> **What you have to do**: From the first line to the last, restate the data word for word.

> **Dataset excerpts**:
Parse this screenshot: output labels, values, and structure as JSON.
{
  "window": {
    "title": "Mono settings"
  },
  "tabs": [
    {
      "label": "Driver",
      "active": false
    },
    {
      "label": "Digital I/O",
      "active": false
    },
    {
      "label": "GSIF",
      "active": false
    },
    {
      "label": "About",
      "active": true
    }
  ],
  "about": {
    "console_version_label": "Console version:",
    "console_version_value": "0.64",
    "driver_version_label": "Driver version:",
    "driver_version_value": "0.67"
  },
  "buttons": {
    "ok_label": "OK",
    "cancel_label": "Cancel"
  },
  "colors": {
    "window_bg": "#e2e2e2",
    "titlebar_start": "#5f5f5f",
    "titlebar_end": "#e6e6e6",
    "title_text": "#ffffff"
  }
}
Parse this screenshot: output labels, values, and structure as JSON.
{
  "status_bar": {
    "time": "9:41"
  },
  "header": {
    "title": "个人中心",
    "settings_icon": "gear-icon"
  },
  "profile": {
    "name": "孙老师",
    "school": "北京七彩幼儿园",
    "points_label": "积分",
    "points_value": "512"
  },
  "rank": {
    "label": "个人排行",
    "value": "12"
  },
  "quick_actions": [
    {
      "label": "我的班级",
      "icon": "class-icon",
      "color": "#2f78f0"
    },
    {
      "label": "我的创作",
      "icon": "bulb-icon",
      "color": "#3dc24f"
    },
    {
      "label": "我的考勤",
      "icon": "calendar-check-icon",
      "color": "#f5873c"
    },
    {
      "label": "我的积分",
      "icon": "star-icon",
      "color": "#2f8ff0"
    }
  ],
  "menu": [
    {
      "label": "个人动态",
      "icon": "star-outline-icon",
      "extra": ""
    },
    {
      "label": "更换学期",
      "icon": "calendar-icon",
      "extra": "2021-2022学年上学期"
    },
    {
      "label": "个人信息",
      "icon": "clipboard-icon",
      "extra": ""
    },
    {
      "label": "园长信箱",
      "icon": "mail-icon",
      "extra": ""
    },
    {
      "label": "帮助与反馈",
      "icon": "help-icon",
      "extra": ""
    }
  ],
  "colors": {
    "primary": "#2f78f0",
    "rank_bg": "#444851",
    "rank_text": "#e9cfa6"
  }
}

> **The answer**:
Parse this screenshot: output labels, values, and structure as JSON.
{
  "window": {
    "title": "Mono settings"
  },
  "tabs": [
    {
      "label": "Driver",
      "active": false
    },
    {
      "label": "Digital I/O",
      "active": false
    },
    {
      "label": "GSIF",
      "active": false
    },
    {
      "label": "About",
      "active": true
    }
  ],
  "about": {
    "console_version_label": "Console version:",
    "console_version_value": "0.64",
    "driver_version_label": "Driver version:",
    "driver_version_value": "0.67"
  },
  "buttons": {
    "ok_label": "OK",
    "cancel_label": "Cancel"
  },
  "colors": {
    "window_bg": "#e2e2e2",
    "titlebar_start": "#5f5f5f",
    "titlebar_end": "#e6e6e6",
    "title_text": "#ffffff"
  }
}
Parse this screenshot: output labels, values, and structure as JSON.
{
  "status_bar": {
    "time": "9:41"
  },
  "header": {
    "title": "个人中心",
    "settings_icon": "gear-icon"
  },
  "profile": {
    "name": "孙老师",
    "school": "北京七彩幼儿园",
    "points_label": "积分",
    "points_value": "512"
  },
  "rank": {
    "label": "个人排行",
    "value": "12"
  },
  "quick_actions": [
    {
      "label": "我的班级",
      "icon": "class-icon",
      "color": "#2f78f0"
    },
    {
      "label": "我的创作",
      "icon": "bulb-icon",
      "color": "#3dc24f"
    },
    {
      "label": "我的考勤",
      "icon": "calendar-check-icon",
      "color": "#f5873c"
    },
    {
      "label": "我的积分",
      "icon": "star-icon",
      "color": "#2f8ff0"
    }
  ],
  "menu": [
    {
      "label": "个人动态",
      "icon": "star-outline-icon",
      "extra": ""
    },
    {
      "label": "更换学期",
      "icon": "calendar-icon",
      "extra": "2021-2022学年上学期"
    },
    {
      "label": "个人信息",
      "icon": "clipboard-icon",
      "extra": ""
    },
    {
      "label": "园长信箱",
      "icon": "mail-icon",
      "extra": ""
    },
    {
      "label": "帮助与反馈",
      "icon": "help-icon",
      "extra": ""
    }
  ],
  "colors": {
    "primary": "#2f78f0",
    "rank_bg": "#444851",
    "rank_text": "#e9cfa6"
  }
}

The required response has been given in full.